** Task description **
Reproduce the records below exactly as they are written.
----- Supplied entries -----
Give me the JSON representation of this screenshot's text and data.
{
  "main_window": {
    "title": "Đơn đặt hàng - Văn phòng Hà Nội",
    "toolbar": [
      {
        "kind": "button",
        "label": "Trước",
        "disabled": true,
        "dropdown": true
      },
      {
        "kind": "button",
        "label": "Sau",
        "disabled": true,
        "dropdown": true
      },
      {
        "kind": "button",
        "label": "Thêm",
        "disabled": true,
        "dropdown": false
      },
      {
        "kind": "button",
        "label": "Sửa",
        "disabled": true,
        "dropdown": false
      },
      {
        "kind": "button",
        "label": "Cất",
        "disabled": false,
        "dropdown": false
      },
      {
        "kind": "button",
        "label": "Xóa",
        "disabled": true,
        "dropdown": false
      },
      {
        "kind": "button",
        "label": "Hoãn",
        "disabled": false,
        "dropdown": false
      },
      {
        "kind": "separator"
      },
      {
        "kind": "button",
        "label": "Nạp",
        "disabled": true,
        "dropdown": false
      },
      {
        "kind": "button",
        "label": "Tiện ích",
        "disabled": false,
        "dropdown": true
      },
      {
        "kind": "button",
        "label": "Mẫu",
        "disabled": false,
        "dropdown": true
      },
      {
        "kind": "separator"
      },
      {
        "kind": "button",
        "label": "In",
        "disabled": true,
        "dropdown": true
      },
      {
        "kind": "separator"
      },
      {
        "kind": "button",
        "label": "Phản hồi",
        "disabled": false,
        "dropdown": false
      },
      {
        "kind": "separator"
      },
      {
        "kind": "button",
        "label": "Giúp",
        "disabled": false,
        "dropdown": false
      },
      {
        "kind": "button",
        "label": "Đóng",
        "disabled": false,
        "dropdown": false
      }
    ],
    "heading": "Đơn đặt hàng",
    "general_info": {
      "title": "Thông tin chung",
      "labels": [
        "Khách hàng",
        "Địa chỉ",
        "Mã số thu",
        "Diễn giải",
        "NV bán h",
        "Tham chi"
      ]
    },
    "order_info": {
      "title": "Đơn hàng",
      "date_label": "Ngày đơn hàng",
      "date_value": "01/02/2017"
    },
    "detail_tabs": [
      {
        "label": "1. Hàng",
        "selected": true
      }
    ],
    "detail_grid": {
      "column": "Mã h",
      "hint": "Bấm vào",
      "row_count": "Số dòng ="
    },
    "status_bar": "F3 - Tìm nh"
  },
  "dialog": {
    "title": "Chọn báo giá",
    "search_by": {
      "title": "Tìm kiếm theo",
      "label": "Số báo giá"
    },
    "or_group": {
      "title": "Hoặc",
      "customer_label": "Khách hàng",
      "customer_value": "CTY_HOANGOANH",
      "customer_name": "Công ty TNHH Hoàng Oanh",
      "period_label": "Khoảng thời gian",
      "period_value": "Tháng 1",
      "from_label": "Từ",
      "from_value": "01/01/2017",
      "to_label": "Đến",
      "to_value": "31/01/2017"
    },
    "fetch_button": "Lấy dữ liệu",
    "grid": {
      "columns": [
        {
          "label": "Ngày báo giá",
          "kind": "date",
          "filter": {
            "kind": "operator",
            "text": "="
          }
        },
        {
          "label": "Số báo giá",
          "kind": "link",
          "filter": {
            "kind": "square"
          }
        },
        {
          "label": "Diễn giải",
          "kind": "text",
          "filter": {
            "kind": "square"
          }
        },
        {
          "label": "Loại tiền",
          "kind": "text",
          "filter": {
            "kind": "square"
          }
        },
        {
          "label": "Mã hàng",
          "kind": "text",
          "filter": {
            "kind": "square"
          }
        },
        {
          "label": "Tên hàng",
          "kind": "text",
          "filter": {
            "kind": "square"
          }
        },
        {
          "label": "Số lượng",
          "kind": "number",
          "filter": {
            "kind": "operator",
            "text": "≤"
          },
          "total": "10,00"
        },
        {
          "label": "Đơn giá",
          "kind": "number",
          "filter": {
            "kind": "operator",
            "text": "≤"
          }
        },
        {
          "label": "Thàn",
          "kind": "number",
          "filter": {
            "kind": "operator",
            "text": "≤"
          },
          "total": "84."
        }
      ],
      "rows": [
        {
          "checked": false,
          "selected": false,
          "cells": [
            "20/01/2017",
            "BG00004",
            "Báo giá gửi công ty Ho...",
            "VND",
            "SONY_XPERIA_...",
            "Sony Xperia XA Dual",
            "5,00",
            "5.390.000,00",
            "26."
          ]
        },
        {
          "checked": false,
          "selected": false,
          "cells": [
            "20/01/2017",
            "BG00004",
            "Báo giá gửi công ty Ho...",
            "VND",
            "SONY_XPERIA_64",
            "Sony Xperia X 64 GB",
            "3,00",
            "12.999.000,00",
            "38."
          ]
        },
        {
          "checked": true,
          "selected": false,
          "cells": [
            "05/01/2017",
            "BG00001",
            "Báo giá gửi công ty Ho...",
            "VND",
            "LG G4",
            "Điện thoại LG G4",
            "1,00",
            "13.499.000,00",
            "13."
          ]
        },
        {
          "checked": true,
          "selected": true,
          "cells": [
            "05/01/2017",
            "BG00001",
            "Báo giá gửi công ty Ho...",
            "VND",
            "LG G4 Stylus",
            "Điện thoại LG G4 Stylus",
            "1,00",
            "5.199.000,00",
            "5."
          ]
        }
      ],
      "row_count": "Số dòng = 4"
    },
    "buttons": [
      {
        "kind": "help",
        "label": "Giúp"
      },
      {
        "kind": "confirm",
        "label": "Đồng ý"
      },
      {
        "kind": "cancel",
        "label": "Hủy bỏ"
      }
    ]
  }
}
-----
** Output for this exercise **
Give me the JSON representation of this screenshot's text and data.
{
  "main_window": {
    "title": "Đơn đặt hàng - Văn phòng Hà Nội",
    "toolbar": [
      {
        "kind": "button",
        "label": "Trước",
        "disabled": true,
        "dropdown": true
      },
      {
        "kind": "button",
        "label": "Sau",
        "disabled": true,
        "dropdown": true
      },
      {
        "kind": "button",
        "label": "Thêm",
        "disabled": true,
        "dropdown": false
      },
      {
        "kind": "button",
        "label": "Sửa",
        "disabled": true,
        "dropdown": false
      },
      {
        "kind": "button",
        "label": "Cất",
        "disabled": false,
        "dropdown": false
      },
      {
        "kind": "button",
        "label": "Xóa",
        "disabled": true,
        "dropdown": false
      },
      {
        "kind": "button",
        "label": "Hoãn",
        "disabled": false,
        "dropdown": false
      },
      {
        "kind": "separator"
      },
      {
        "kind": "button",
        "label": "Nạp",
        "disabled": true,
        "dropdown": false
      },
      {
        "kind": "button",
        "label": "Tiện ích",
        "disabled": false,
        "dropdown": true
      },
      {
        "kind": "button",
        "label": "Mẫu",
        "disabled": false,
        "dropdown": true
      },
      {
        "kind": "separator"
      },
      {
        "kind": "button",
        "label": "In",
        "disabled": true,
        "dropdown": true
      },
      {
        "kind": "separator"
      },
      {
        "kind": "button",
        "label": "Phản hồi",
        "disabled": false,
        "dropdown": false
      },
      {
        "kind": "separator"
      },
      {
        "kind": "button",
        "label": "Giúp",
        "disabled": false,
        "dropdown": false
      },
      {
        "kind": "button",
        "label": "Đóng",
        "disabled": false,
        "dropdown": false
      }
    ],
    "heading": "Đơn đặt hàng",
    "general_info": {
      "title": "Thông tin chung",
      "labels": [
        "Khách hàng",
        "Địa chỉ",
        "Mã số thu",
        "Diễn giải",
        "NV bán h",
        "Tham chi"
      ]
    },
    "order_info": {
      "title": "Đơn hàng",
      "date_label": "Ngày đơn hàng",
      "date_value": "01/02/2017"
    },
    "detail_tabs": [
      {
        "label": "1. Hàng",
        "selected": true
      }
    ],
    "detail_grid": {
      "column": "Mã h",
      "hint": "Bấm vào",
      "row_count": "Số dòng ="
    },
    "status_bar": "F3 - Tìm nh"
  },
  "dialog": {
    "title": "Chọn báo giá",
    "search_by": {
      "title": "Tìm kiếm theo",
      "label": "Số báo giá"
    },
    "or_group": {
      "title": "Hoặc",
      "customer_label": "Khách hàng",
      "customer_value": "CTY_HOANGOANH",
      "customer_name": "Công ty TNHH Hoàng Oanh",
      "period_label": "Khoảng thời gian",
      "period_value": "Tháng 1",
      "from_label": "Từ",
      "from_value": "01/01/2017",
      "to_label": "Đến",
      "to_value": "31/01/2017"
    },
    "fetch_button": "Lấy dữ liệu",
    "grid": {
      "columns": [
        {
          "label": "Ngày báo giá",
          "kind": "date",
          "filter": {
            "kind": "operator",
            "text": "="
          }
        },
        {
          "label": "Số báo giá",
          "kind": "link",
          "filter": {
            "kind": "square"
          }
        },
        {
          "label": "Diễn giải",
          "kind": "text",
          "filter": {
            "kind": "square"
          }
        },
        {
          "label": "Loại tiền",
          "kind": "text",
          "filter": {
            "kind": "square"
          }
        },
        {
          "label": "Mã hàng",
          "kind": "text",
          "filter": {
            "kind": "square"
          }
        },
        {
          "label": "Tên hàng",
          "kind": "text",
          "filter": {
            "kind": "square"
          }
        },
        {
          "label": "Số lượng",
          "kind": "number",
          "filter": {
            "kind": "operator",
            "text": "≤"
          },
          "total": "10,00"
        },
        {
          "label": "Đơn giá",
          "kind": "number",
          "filter": {
            "kind": "operator",
            "text": "≤"
          }
        },
        {
          "label": "Thàn",
          "kind": "number",
          "filter": {
            "kind": "operator",
            "text": "≤"
          },
          "total": "84."
        }
      ],
      "rows": [
        {
          "checked": false,
          "selected": false,
          "cells": [
            "20/01/2017",
            "BG00004",
            "Báo giá gửi công ty Ho...",
            "VND",
            "SONY_XPERIA_...",
            "Sony Xperia XA Dual",
            "5,00",
            "5.390.000,00",
            "26."
          ]
        },
        {
          "checked": false,
          "selected": false,
          "cells": [
            "20/01/2017",
            "BG00004",
            "Báo giá gửi công ty Ho...",
            "VND",
            "SONY_XPERIA_64",
            "Sony Xperia X 64 GB",
            "3,00",
            "12.999.000,00",
            "38."
          ]
        },
        {
          "checked": true,
          "selected": false,
          "cells": [
            "05/01/2017",
            "BG00001",
            "Báo giá gửi công ty Ho...",
            "VND",
            "LG G4",
            "Điện thoại LG G4",
            "1,00",
            "13.499.000,00",
            "13."
          ]
        },
        {
          "checked": true,
          "selected": true,
          "cells": [
            "05/01/2017",
            "BG00001",
            "Báo giá gửi công ty Ho...",
            "VND",
            "LG G4 Stylus",
            "Điện thoại LG G4 Stylus",
            "1,00",
            "5.199.000,00",
            "5."
          ]
        }
      ],
      "row_count": "Số dòng = 4"
    },
    "buttons": [
      {
        "kind": "help",
        "label": "Giúp"
      },
      {
        "kind": "confirm",
        "label": "Đồng ý"
      },
      {
        "kind": "cancel",
        "label": "Hủy bỏ"
      }
    ]
  }
}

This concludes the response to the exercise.